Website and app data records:
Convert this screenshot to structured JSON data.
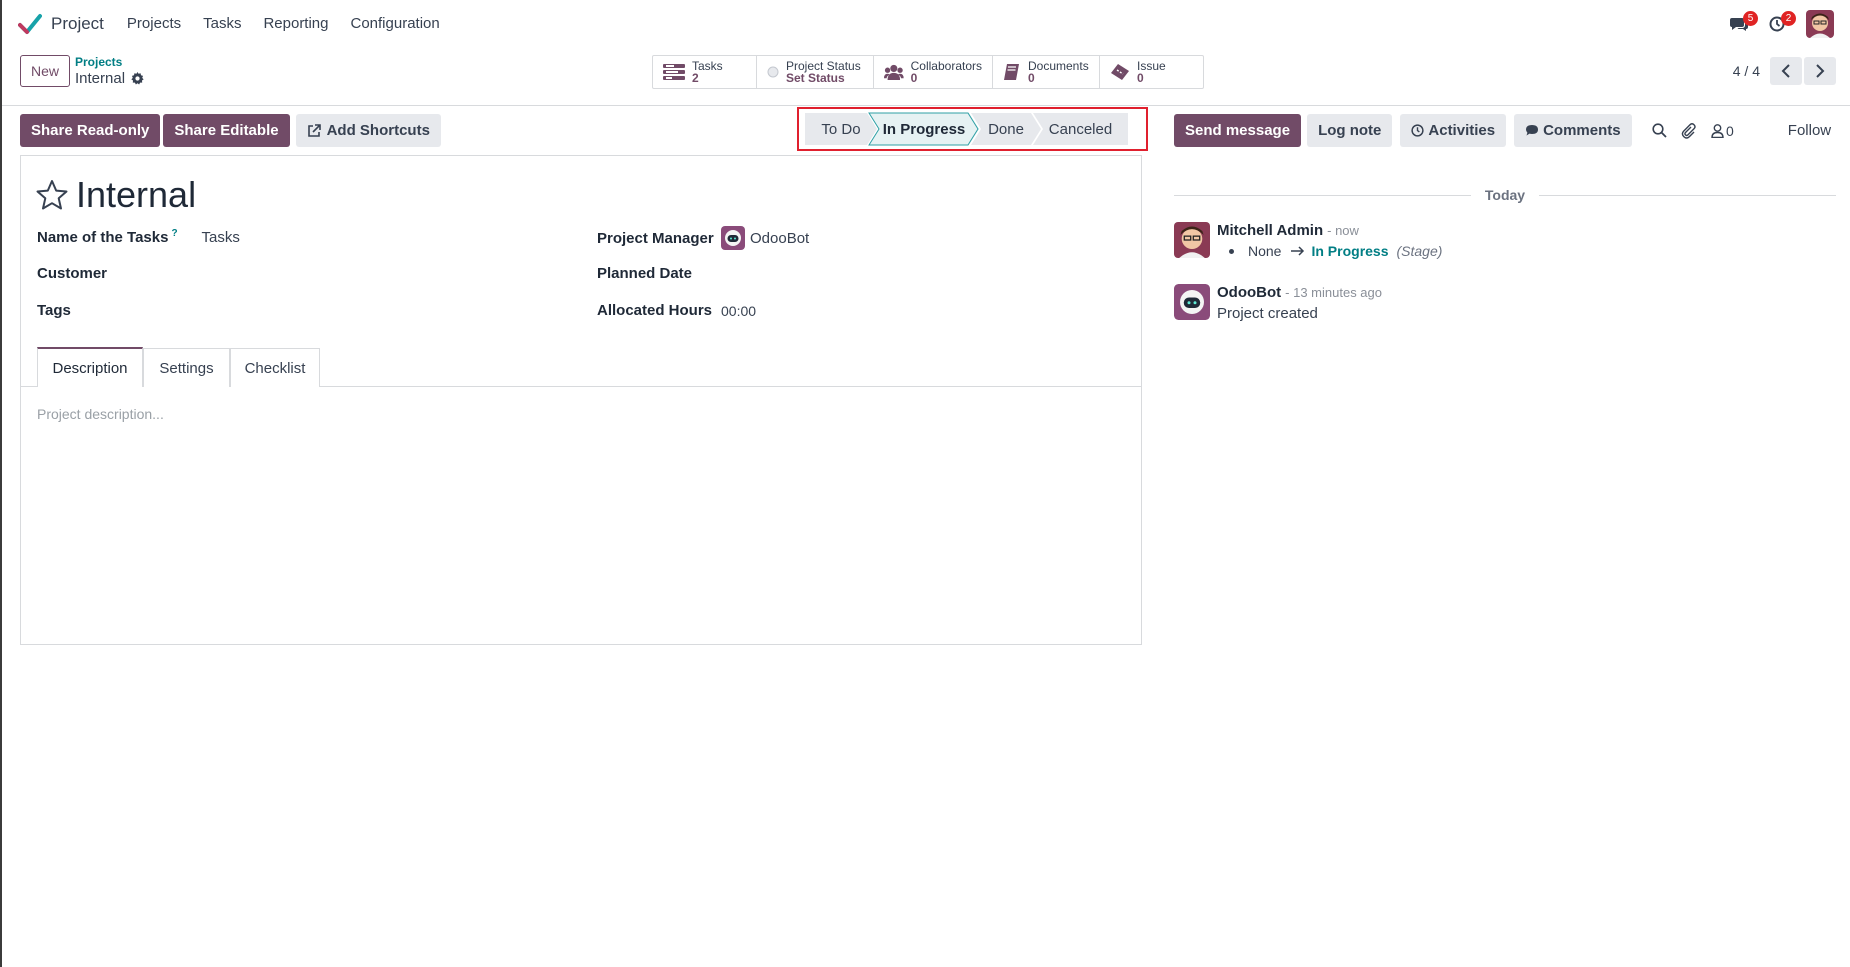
{
  "app": {
    "name": "Project",
    "menu": [
      "Projects",
      "Tasks",
      "Reporting",
      "Configuration"
    ],
    "messages_badge": "5",
    "activities_badge": "2",
    "brand_color": "#714b67",
    "accent_color": "#017e84"
  },
  "control_panel": {
    "new_label": "New",
    "breadcrumb_parent": "Projects",
    "breadcrumb_current": "Internal",
    "pager_value": "4 / 4"
  },
  "smart_buttons": {
    "tasks": {
      "label": "Tasks",
      "value": "2",
      "icon": "tasks-icon"
    },
    "status": {
      "label": "Project Status",
      "value": "Set Status",
      "icon": "status-circle-icon"
    },
    "collaborators": {
      "label": "Collaborators",
      "value": "0",
      "icon": "users-icon"
    },
    "documents": {
      "label": "Documents",
      "value": "0",
      "icon": "book-icon"
    },
    "issue": {
      "label": "Issue",
      "value": "0",
      "icon": "ticket-icon"
    }
  },
  "actions": {
    "share_readonly": "Share Read-only",
    "share_editable": "Share Editable",
    "add_shortcuts": "Add Shortcuts"
  },
  "stages": {
    "todo": "To Do",
    "in_progress": "In Progress",
    "done": "Done",
    "canceled": "Canceled",
    "active": "In Progress",
    "highlight_color": "#e0202e"
  },
  "form": {
    "title": "Internal",
    "tasks_name_label": "Name of the Tasks",
    "tasks_name_help": "?",
    "tasks_name_value": "Tasks",
    "customer_label": "Customer",
    "tags_label": "Tags",
    "manager_label": "Project Manager",
    "manager_value": "OdooBot",
    "planned_label": "Planned Date",
    "allocated_label": "Allocated Hours",
    "allocated_value": "00:00",
    "tabs": {
      "description": "Description",
      "settings": "Settings",
      "checklist": "Checklist"
    },
    "active_tab": "Description",
    "description_placeholder": "Project description..."
  },
  "chatter": {
    "send_message": "Send message",
    "log_note": "Log note",
    "activities": "Activities",
    "comments": "Comments",
    "followers_count": "0",
    "follow": "Follow",
    "divider": "Today",
    "messages": [
      {
        "author": "Mitchell Admin",
        "time": "- now",
        "old_value": "None",
        "new_value": "In Progress",
        "field": "(Stage)"
      },
      {
        "author": "OdooBot",
        "time": "- 13 minutes ago",
        "body": "Project created"
      }
    ]
  }
}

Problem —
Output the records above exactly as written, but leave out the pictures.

Task answer —
Convert this screenshot to structured JSON data.
{
  "app": {
    "name": "Project",
    "menu": [
      "Projects",
      "Tasks",
      "Reporting",
      "Configuration"
    ],
    "messages_badge": "5",
    "activities_badge": "2",
    "brand_color": "#714b67",
    "accent_color": "#017e84"
  },
  "control_panel": {
    "new_label": "New",
    "breadcrumb_parent": "Projects",
    "breadcrumb_current": "Internal",
    "pager_value": "4 / 4"
  },
  "smart_buttons": {
    "tasks": {
      "label": "Tasks",
      "value": "2",
      "icon": "tasks-icon"
    },
    "status": {
      "label": "Project Status",
      "value": "Set Status",
      "icon": "status-circle-icon"
    },
    "collaborators": {
      "label": "Collaborators",
      "value": "0",
      "icon": "users-icon"
    },
    "documents": {
      "label": "Documents",
      "value": "0",
      "icon": "book-icon"
    },
    "issue": {
      "label": "Issue",
      "value": "0",
      "icon": "ticket-icon"
    }
  },
  "actions": {
    "share_readonly": "Share Read-only",
    "share_editable": "Share Editable",
    "add_shortcuts": "Add Shortcuts"
  },
  "stages": {
    "todo": "To Do",
    "in_progress": "In Progress",
    "done": "Done",
    "canceled": "Canceled",
    "active": "In Progress",
    "highlight_color": "#e0202e"
  },
  "form": {
    "title": "Internal",
    "tasks_name_label": "Name of the Tasks",
    "tasks_name_help": "?",
    "tasks_name_value": "Tasks",
    "customer_label": "Customer",
    "tags_label": "Tags",
    "manager_label": "Project Manager",
    "manager_value": "OdooBot",
    "planned_label": "Planned Date",
    "allocated_label": "Allocated Hours",
    "allocated_value": "00:00",
    "tabs": {
      "description": "Description",
      "settings": "Settings",
      "checklist": "Checklist"
    },
    "active_tab": "Description",
    "description_placeholder": "Project description..."
  },
  "chatter": {
    "send_message": "Send message",
    "log_note": "Log note",
    "activities": "Activities",
    "comments": "Comments",
    "followers_count": "0",
    "follow": "Follow",
    "divider": "Today",
    "messages": [
      {
        "author": "Mitchell Admin",
        "time": "- now",
        "old_value": "None",
        "new_value": "In Progress",
        "field": "(Stage)"
      },
      {
        "author": "OdooBot",
        "time": "- 13 minutes ago",
        "body": "Project created"
      }
    ]
  }
}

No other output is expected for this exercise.